Manganese doped zinc sulphide phosphor films deposited by rf sputtering in an hydrogen enriched argon atmosphere have been tested using pulsed cathodoluminescence exictation. The results found are tabulated below and are compared with results found for annealed films deposited by rf sputtering in a conventional argon atmosphere. In all cases the films were deposited upon a single-crystal silicon substrate.
TABLE______________________________________ Anneal Temperature Saturation BrightnessRF Atmosphere (°C.) (Relative units)______________________________________Argon/Hydrogen -- 1Argon 700 1" 600 0.53" 500 0.37" 400 0.22" -- 0.1______________________________________
As can be seen from an inspection of these results, the saturation brightness found for the film is a factor x10 up on that for conventional sputtered film as deposited, and is comparable to that found upon annealing to 700° C.
It is noted that film samples, obtained by rf sputtering in an hydrogen enriched atmosphere as above, show a severe decrease in attainable brightness if annealed for extended periods at temperatures in excess of 200° C. Provided, however, any heat treatment is of the relatively rapid form described above, this severe decrease may be avoided.
An illustration of the improvements in efficiency, brightness and life, attained for panels produced by this inventive method, is given below:
Sample 378: ZnS:Mn 1μ thick upon a cadmium stannate electrode bearing substrate, heated to a maximum temperature of 550° C. and rapidly cooled.
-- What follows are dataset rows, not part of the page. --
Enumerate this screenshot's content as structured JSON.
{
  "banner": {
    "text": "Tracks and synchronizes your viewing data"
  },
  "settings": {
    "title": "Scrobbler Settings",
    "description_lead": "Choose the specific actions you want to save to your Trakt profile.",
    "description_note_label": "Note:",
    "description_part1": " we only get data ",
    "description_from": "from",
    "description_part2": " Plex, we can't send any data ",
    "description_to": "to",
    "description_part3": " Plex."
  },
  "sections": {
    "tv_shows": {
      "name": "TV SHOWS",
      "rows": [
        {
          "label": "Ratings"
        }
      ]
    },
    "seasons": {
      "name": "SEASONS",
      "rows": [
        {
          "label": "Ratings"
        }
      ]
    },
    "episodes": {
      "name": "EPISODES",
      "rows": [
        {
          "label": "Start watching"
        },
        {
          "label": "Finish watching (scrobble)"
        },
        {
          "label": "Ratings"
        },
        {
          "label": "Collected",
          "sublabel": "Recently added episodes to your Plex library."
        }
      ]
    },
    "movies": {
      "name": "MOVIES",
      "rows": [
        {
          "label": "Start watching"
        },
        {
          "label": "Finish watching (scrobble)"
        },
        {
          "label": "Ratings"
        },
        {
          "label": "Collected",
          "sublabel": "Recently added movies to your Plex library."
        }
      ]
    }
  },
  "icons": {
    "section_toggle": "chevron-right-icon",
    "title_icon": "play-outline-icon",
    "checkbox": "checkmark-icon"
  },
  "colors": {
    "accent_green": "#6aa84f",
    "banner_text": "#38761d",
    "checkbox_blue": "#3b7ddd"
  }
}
Selected areas coated with a cermet film (nominal 20% Ni in SiO2) 0.8μ thick; A1 top electrodes.
Continuous DC operation (cermet free areas): 80 ft L at 96 V, 8 mA/cm2. 0.02% efficiency (Wat/Watt).
Pulsed operation (simulated 100 row matrix, cermet included): 27 ft L at 98 V, 400 mA/cm2, 1% duty cycle 10 μs pulses.
Lifetest (under above pulsed conditions, cermet included) 27 ft L to 13 ft L in 1000 hours.